Schliemann’s formal education ended when he was fourteen. Much later, in 1866, he enrolled at the Sorbonne in Paris, taking courses in French language and literature, linguistics, Greek philosophy, literature, and archaeology.  Immersed in the world of learning, he tried to fill the gaps in his education by participating in the city’s intellectual and social life, making friends with well-known scholars, such as the philosopher and historian Ernest Renan, and Émile Egger, professor of Greek at the Sorbonne.

Schliemann was a polyglot and a prolific writer, recording his experiences and opinions in his diaries, often in the language of the country being visited. These diaries now stand as evidence of his linguistic capabilities.  Ithâque, le Péloponnnèse, Troie, published in French in 1869, was his first book on Homeric sites, earning him a doctorate from the University of Rostock in Germany.
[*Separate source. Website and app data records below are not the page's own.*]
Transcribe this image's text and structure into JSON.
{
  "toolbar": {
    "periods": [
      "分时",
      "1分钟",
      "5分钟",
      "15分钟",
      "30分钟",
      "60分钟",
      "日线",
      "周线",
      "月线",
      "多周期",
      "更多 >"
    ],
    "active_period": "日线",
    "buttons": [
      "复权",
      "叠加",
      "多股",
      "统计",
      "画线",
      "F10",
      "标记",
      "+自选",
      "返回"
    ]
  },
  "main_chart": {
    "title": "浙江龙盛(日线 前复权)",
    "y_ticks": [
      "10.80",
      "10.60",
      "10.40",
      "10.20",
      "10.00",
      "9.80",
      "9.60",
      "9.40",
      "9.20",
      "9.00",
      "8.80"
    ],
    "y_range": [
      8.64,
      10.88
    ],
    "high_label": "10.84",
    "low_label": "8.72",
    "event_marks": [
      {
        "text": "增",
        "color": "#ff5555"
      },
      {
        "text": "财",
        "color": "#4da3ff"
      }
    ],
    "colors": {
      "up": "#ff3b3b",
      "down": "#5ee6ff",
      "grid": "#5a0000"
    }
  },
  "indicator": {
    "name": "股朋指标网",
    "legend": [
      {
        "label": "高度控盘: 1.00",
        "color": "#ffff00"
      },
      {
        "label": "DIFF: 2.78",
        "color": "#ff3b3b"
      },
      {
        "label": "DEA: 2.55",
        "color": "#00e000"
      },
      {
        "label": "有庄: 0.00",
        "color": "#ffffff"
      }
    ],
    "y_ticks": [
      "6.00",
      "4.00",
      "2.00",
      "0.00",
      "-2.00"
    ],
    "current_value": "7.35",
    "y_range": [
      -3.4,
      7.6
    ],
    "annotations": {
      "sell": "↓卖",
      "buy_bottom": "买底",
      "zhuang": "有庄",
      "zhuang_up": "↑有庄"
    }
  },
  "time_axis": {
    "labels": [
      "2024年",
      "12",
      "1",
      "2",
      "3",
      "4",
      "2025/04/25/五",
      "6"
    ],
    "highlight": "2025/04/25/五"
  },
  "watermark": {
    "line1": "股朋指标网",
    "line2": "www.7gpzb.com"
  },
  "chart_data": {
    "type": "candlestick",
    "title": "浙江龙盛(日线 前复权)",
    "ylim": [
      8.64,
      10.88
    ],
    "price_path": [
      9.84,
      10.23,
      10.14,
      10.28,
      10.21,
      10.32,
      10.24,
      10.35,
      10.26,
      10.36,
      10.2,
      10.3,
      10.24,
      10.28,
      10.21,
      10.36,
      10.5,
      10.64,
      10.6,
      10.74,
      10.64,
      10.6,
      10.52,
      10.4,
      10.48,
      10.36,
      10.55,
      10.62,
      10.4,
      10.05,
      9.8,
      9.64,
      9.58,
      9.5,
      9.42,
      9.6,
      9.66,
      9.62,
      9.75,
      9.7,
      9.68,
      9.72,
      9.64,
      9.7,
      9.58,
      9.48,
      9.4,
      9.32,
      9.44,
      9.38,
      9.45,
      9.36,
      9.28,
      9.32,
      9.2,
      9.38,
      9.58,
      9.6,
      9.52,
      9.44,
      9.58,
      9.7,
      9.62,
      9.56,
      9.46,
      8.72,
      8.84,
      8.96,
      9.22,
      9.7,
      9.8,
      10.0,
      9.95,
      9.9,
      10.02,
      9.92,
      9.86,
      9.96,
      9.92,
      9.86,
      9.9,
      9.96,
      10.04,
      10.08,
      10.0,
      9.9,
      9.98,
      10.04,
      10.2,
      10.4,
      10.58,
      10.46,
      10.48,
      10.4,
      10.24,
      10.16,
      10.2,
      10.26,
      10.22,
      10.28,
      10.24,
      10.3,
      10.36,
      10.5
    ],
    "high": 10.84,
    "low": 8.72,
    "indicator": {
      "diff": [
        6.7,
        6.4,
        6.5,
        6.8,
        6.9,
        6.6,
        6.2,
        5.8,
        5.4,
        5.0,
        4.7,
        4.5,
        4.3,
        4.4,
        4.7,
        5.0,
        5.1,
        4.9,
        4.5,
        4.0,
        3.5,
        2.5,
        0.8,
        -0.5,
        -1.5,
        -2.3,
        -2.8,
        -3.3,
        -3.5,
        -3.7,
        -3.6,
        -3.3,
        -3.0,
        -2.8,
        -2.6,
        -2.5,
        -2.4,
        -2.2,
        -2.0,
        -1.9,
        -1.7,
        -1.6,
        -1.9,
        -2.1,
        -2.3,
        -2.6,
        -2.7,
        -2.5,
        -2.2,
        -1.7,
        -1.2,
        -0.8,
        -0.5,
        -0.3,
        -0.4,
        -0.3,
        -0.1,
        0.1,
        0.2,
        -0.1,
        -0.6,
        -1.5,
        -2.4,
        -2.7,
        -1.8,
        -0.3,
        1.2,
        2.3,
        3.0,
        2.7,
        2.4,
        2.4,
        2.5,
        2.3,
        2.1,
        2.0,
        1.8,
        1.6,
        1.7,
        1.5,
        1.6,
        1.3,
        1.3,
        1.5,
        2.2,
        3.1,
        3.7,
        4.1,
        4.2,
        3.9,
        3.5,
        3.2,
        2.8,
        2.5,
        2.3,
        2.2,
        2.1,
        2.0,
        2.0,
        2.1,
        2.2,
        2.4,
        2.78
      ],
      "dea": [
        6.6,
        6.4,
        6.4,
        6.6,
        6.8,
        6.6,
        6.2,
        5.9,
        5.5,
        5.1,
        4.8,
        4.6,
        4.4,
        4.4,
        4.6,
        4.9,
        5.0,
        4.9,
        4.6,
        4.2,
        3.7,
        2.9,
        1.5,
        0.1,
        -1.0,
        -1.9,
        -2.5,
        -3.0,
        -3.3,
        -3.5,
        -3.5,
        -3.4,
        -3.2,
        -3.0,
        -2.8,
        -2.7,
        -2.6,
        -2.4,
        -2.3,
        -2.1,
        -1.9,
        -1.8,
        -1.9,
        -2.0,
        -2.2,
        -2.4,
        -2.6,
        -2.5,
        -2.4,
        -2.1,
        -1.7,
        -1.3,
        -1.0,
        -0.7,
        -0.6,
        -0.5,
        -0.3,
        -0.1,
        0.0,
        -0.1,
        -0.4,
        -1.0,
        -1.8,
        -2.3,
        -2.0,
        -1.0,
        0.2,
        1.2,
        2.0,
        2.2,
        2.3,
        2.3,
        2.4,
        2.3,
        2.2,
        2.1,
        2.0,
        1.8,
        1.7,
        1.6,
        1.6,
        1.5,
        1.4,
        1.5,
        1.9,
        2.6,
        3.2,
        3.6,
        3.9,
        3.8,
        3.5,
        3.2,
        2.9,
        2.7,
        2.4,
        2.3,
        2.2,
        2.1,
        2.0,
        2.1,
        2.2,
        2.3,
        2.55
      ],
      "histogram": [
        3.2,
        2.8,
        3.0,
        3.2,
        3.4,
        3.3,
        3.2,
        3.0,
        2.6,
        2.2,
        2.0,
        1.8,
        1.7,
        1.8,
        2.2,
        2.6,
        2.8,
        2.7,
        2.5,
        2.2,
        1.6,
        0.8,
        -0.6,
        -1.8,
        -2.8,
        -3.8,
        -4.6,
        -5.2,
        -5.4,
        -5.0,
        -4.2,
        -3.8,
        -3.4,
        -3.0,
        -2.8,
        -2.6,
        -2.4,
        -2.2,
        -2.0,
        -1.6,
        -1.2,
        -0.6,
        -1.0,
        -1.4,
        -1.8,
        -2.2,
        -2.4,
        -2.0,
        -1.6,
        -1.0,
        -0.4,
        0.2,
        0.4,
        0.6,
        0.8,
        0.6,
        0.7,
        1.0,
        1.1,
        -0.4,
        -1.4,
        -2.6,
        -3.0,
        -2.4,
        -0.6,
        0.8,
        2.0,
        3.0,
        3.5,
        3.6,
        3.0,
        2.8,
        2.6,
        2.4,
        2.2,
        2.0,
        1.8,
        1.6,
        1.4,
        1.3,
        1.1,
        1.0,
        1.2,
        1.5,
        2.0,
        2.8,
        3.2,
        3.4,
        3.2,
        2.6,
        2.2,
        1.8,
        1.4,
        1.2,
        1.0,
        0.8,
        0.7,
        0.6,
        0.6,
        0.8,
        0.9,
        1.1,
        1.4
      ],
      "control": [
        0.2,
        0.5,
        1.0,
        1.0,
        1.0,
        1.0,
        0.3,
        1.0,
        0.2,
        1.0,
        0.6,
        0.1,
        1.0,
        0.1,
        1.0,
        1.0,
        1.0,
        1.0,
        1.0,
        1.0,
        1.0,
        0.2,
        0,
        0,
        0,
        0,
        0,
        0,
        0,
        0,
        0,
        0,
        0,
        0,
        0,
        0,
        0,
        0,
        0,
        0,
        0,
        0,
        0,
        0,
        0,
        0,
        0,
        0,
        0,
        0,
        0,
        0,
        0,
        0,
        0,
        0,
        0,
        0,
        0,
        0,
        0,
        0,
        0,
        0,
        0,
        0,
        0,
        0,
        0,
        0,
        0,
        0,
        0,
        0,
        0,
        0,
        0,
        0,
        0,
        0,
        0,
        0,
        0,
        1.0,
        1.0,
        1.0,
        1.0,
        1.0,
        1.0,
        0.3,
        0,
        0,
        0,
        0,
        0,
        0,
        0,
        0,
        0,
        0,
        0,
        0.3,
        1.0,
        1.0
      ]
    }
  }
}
The meticulously prepared results at Troy (1874, 1875), Mycenae (1878), Orchomenos (1881), and Tiryns (1885) were swiftly published by leading houses in three languages—English, French, and German. Schliemann’s books were abundantly illustrated, unlike other contemporary works, also featuring contributions by specialist scholars. Schliemann was a pioneer in using photography to record his field work. He received honorary degrees, awards, and memberships from numerous institutions, societies, and associations thanks to his discoveries.

Schliemann: The Scholar Super User